The John Birch Society – by Larry Greenley
Article V convention advocates deceptively state that such a convention would be “limited.”
Col: MASON 2ded & followed Mr. Randolph in [criticizing] the dangerous power and structure of the Government, concluding that it would end either in monarchy, or a tyrannical aristocracy; which, he was in doubt, but one or other, he was sure. (Excerpt from Sept. 15 session, James Madison’s Notes on the Constitutional Convention of 1787)
The Article V convention advocates, such as Mark Levin and numerous others, are forced to maintain two inconsistent viewpoints at the same time.
First, the main reason why state legislators have generally voted against calling on Congress to convene an Article V convention over the past several decades is that they don’t want to enable a convention that could end up proposing harmful changes to the Constitution. So, the Article V convention advocates do everything they can to assure us that such a convention would be a “limited” convention, limited that is to consideration of only one or two (or a few) amendments.
Second, the reason Article V convention advocates want such a convention is to rein in our out-of-control federal government (which we should be referring to as our federal government that is operating outside the confines of the Constitution). And they know that is the reason why our Founding Fathers included Article V conventions in the Constitution in the first place. For example, on page 14 of The Liberty Amendments Levin quotes from James Madison’s Notes on the Constitutional Convention as to Col. George Mason’s forceful argument on September 15, 1787, in favor of adding a provision for the states to have the authority to call a convention for proposing amendments “if the Government should ever become oppressive, as he verily believed would be the case.”
So, Levin and the other Article V convention advocates try to walk the tightrope of deceptively assuring those of us who are concerned about harmful changes to the Constitution that such a convention would be “a limited purpose convention” (page 16 of The Liberty Amendments) while at the same time truthfully portraying an Article V convention as included in the Constitution for the purpose of making the changes necessary for reining in an oppressive government.
So, that’s the scam.

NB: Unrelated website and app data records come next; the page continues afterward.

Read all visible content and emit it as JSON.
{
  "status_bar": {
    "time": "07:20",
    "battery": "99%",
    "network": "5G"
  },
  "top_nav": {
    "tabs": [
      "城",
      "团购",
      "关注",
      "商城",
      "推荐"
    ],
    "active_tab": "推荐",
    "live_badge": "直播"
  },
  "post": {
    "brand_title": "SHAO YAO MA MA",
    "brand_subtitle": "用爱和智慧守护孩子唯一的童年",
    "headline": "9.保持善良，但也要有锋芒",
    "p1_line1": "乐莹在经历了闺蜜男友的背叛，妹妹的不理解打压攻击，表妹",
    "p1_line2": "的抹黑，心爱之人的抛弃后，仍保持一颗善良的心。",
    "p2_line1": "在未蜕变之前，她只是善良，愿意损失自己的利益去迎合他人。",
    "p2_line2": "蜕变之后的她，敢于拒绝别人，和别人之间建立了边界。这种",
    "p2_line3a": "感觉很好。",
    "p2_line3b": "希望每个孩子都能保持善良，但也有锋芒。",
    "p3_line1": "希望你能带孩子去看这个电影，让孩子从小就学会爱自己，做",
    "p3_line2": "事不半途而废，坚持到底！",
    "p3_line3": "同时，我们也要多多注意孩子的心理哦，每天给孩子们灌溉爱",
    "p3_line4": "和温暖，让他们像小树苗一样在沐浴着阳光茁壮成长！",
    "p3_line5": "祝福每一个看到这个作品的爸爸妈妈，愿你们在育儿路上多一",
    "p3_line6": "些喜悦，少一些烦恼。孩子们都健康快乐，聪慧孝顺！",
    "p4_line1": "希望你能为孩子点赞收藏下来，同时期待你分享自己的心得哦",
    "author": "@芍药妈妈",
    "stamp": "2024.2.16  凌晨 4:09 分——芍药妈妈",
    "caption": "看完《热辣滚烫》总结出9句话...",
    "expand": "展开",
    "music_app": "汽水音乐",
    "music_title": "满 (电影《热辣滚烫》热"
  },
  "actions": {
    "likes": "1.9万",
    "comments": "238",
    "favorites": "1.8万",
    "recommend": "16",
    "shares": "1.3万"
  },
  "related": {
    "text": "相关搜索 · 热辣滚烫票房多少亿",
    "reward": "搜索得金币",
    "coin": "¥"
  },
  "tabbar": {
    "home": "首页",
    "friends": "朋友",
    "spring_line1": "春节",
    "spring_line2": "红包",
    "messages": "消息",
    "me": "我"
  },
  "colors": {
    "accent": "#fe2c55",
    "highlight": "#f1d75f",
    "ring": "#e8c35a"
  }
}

In order to gain the necessary widespread support from both voters and state legislators for their inherently risky attempt to solve the problem of an out-of-control (unconstitutional) government by means of an Article V convention, the Article V convention advocates need to fool huge numbers of people into believing that the provision for Article V conventions was included in the Constitution only for making limited changes.
If we want to understand what would happen at an Article V convention held at a time like this when there is widespread agreement that the federal government is out-of-control, we have no farther to look than the opening passages of the Declaration of Independence:
We hold these truths to be self-evident…. — That whenever any Form of Government becomes destructive of these ends, it is the Right of the People to alter or to abolish it, and to institute new Government, laying its foundation on such principles and organizing its powers in such form, as to them shall seem most likely to effect their Safety and Happiness.
Since it is a God-given “Right of the People” “to alter or to abolish [our government], and to institute new Government,” and since Article V provides a constitutional method for bringing about a convention of the sovereign people of the United States for achieving this, we have to agree that the proponents of an Article V convention have the right to pursue their goal of bringing about such an unlimited convention; but, we must interject immediately, such an unlimited convention would be extremely dangerous to the Constitution, given the lack of knowledge of and lack of commitment to the Constitution on the part of most of the voters and/or legislators who would determine the composition of the delegates.
And, of course, such an unlimited convention would have the option of changing the method for ratifying its proposed changes, just as the Constitutional Convention of 1787 did.
Our problem is not the Constitution. Our problem is a federal government that is operating outside the confines of the Constitution. The solution is to bring the federal government back into compliance with the Constitution through voter education campaigns and state nullification laws.